Exercise data:
=======

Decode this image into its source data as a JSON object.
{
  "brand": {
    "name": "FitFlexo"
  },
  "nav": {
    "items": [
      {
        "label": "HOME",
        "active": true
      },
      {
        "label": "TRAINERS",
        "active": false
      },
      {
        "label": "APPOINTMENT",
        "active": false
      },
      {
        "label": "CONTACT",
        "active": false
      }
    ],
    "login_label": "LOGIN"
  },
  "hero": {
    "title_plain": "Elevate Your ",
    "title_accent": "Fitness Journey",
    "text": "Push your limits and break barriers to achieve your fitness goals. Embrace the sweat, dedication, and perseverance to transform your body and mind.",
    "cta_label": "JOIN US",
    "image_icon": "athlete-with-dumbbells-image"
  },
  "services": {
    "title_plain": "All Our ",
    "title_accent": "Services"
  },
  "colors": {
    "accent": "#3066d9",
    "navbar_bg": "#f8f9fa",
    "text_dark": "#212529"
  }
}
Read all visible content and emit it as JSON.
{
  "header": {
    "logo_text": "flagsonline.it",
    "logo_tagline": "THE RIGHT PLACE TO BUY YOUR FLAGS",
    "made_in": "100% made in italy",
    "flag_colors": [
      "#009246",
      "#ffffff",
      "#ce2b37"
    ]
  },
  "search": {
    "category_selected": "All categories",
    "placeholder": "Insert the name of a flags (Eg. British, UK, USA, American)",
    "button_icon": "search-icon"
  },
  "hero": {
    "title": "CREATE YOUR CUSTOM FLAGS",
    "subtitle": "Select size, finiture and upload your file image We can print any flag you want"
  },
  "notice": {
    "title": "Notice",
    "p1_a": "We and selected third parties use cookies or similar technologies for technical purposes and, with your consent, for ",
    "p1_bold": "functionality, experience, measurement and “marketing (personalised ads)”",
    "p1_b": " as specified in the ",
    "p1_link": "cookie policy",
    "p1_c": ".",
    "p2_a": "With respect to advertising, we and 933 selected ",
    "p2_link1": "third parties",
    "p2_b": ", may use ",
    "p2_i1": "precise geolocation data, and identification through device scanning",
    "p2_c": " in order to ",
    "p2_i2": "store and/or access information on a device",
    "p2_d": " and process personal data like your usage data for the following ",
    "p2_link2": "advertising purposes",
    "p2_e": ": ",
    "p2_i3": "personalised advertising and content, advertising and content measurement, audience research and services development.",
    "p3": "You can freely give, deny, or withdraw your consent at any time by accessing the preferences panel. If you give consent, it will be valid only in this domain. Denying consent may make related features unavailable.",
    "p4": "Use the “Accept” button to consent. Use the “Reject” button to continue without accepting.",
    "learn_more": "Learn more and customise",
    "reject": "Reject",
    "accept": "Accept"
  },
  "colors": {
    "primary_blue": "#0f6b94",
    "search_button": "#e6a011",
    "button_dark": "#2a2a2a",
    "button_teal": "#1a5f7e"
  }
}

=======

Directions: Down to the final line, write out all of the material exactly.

Finished task:
Decode this image into its source data as a JSON object.
{
  "brand": {
    "name": "FitFlexo"
  },
  "nav": {
    "items": [
      {
        "label": "HOME",
        "active": true
      },
      {
        "label": "TRAINERS",
        "active": false
      },
      {
        "label": "APPOINTMENT",
        "active": false
      },
      {
        "label": "CONTACT",
        "active": false
      }
    ],
    "login_label": "LOGIN"
  },
  "hero": {
    "title_plain": "Elevate Your ",
    "title_accent": "Fitness Journey",
    "text": "Push your limits and break barriers to achieve your fitness goals. Embrace the sweat, dedication, and perseverance to transform your body and mind.",
    "cta_label": "JOIN US",
    "image_icon": "athlete-with-dumbbells-image"
  },
  "services": {
    "title_plain": "All Our ",
    "title_accent": "Services"
  },
  "colors": {
    "accent": "#3066d9",
    "navbar_bg": "#f8f9fa",
    "text_dark": "#212529"
  }
}
Read all visible content and emit it as JSON.
{
  "header": {
    "logo_text": "flagsonline.it",
    "logo_tagline": "THE RIGHT PLACE TO BUY YOUR FLAGS",
    "made_in": "100% made in italy",
    "flag_colors": [
      "#009246",
      "#ffffff",
      "#ce2b37"
    ]
  },
  "search": {
    "category_selected": "All categories",
    "placeholder": "Insert the name of a flags (Eg. British, UK, USA, American)",
    "button_icon": "search-icon"
  },
  "hero": {
    "title": "CREATE YOUR CUSTOM FLAGS",
    "subtitle": "Select size, finiture and upload your file image We can print any flag you want"
  },
  "notice": {
    "title": "Notice",
    "p1_a": "We and selected third parties use cookies or similar technologies for technical purposes and, with your consent, for ",
    "p1_bold": "functionality, experience, measurement and “marketing (personalised ads)”",
    "p1_b": " as specified in the ",
    "p1_link": "cookie policy",
    "p1_c": ".",
    "p2_a": "With respect to advertising, we and 933 selected ",
    "p2_link1": "third parties",
    "p2_b": ", may use ",
    "p2_i1": "precise geolocation data, and identification through device scanning",
    "p2_c": " in order to ",
    "p2_i2": "store and/or access information on a device",
    "p2_d": " and process personal data like your usage data for the following ",
    "p2_link2": "advertising purposes",
    "p2_e": ": ",
    "p2_i3": "personalised advertising and content, advertising and content measurement, audience research and services development.",
    "p3": "You can freely give, deny, or withdraw your consent at any time by accessing the preferences panel. If you give consent, it will be valid only in this domain. Denying consent may make related features unavailable.",
    "p4": "Use the “Accept” button to consent. Use the “Reject” button to continue without accepting.",
    "learn_more": "Learn more and customise",
    "reject": "Reject",
    "accept": "Accept"
  },
  "colors": {
    "primary_blue": "#0f6b94",
    "search_button": "#e6a011",
    "button_dark": "#2a2a2a",
    "button_teal": "#1a5f7e"
  }
}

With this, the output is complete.